On the Sophomore Journey, the guys cheered each other on as they faced the challenges of canyoneering in Zion. Sam A. send us an inspiring update from Utah.
Today, we were awakend at 9:00, an hour later than yesterday's wake up! The blinding sun beamed through the hotel windows, illuminating the frosty ground and our tired faces.
We were still exhausted, but were soon re-energized by the sun’s warmth. Breakfast was short and sweet, a gentle introduction to the busy day ahead of us. After breakfast we had tefillah and in the session I participated in, Ms. Rubin led a guided listening of some songs. The music enhanced the nature around us; the trees felt taller, the grass greener, and the sky bluer. Pretty soon, the songs ended, and it was time to go to our respective activities: the guys were going canyoneering (rappelling down the canyons) and the girls were going rock climbing! We’d switch groups tomorrow, but now it was finally the time to get on the buses and head out to the wilderness of Zion National Park.
The bus ride was short, but it felt like forever. We stared out the windows, and absorbed the picturesque canyons as they flowed in and out of sight, taking in the scenery with hungry eyes. When we arrived at the canyon where we were going to rappel down, we met our guides, and started the precarious hike towards the top. Rocks crumbled with the weight of our bodies, and soil shifted beneath our hiking boots. After a short climb, we reached the top of the canyon taking in the panoramic view. One by one we stepped up to the edge of the canyon wall, and tried not to look down.
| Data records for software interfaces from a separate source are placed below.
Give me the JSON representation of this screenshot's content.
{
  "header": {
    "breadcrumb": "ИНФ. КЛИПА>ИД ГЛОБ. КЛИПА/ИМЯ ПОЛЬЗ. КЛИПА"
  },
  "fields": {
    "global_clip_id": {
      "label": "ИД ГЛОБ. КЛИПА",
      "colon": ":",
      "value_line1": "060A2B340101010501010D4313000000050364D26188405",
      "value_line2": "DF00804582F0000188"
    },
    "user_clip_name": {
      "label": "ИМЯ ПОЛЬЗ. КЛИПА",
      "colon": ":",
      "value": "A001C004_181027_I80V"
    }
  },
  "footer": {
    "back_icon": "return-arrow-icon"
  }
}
Our instructors told us how the process of rappelling worked, but when I was given my opportunity, I felt that there was no real preparation for what was to come. I was scared out of my mind, with clenched teeth and stiff muscles. I knew I wasn’t the only one who was afraid, but it didn’t seem to make the experience any easier. What got me through that paralyzing fear was the other guys. They cheered me on, which boosted my confidence and put me at ease.
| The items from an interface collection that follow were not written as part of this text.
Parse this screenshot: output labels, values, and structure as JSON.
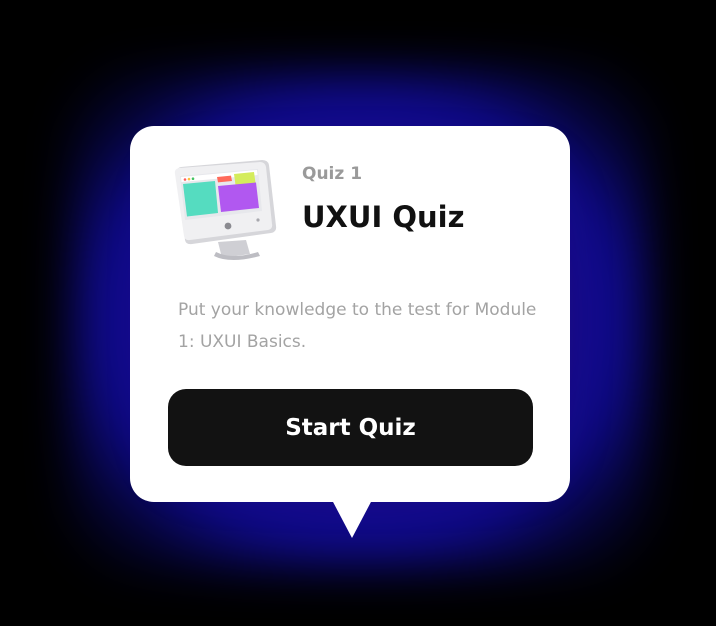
{
  "quiz_card": {
    "label": "Quiz 1",
    "title": "UXUI Quiz",
    "description": "Put your knowledge to the test for Module 1: UXUI Basics.",
    "start_button_label": "Start Quiz",
    "illustration_icon": "computer-monitor-icon"
  },
  "colors": {
    "card_background": "#ffffff",
    "button_background": "#121212",
    "glow_accent": "#1e10c8"
  }
}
All at once, something clicked within me- I knew that I could succeed with them by my side. So, against my own will, I backed up towards the edge and lowered myself down--which was anti-intuitive--and I reached the bottom without a scratch! Little did I know that I had two rappels ahead, but in the moment, I felt like I had just climbed Mount Everest, all thanks to the guys who supported me. I cheered on the others because I knew how much the positive reinforcement helped me. The sophomore guys were bonding like we never had before, despite our differences.
The bonding didn’t stop there, however. As we exited the vast canyon through a stiflingly small passage, one of the guys got hurt and he was in a lot of pain. At first, we were at a loss for words and actions, awkwardly pretending like nothing happened. But all of a sudden, we looked at one another, and it was as if a spell had been broken. We all realized that one of our own was hurting, and we knew we had to help him. Even people who weren’t natural caretakers stepped up, reaching outside their comfort zones.
Today, the sophomore guys broke down barriers and stereotypes by being compassionate with one another. We found we could help a friend in need without being judgmental. No one got left behind--if one of us went down, we all went down with him.
After the long and tiring day at the canyons, we headed back to base camp in Springdale to meet up with the girls and hear about all their experiences climbing the rock walls in the boiling heat. They all expressed how much fun they had helping one another and enjoying their time in Utah. Our class had an amazing day full of new experiences that ended with an engaging game night led by the rashim.
I’m excited to see what tomorrow has in store for the class of 2019, because today sure was a blast!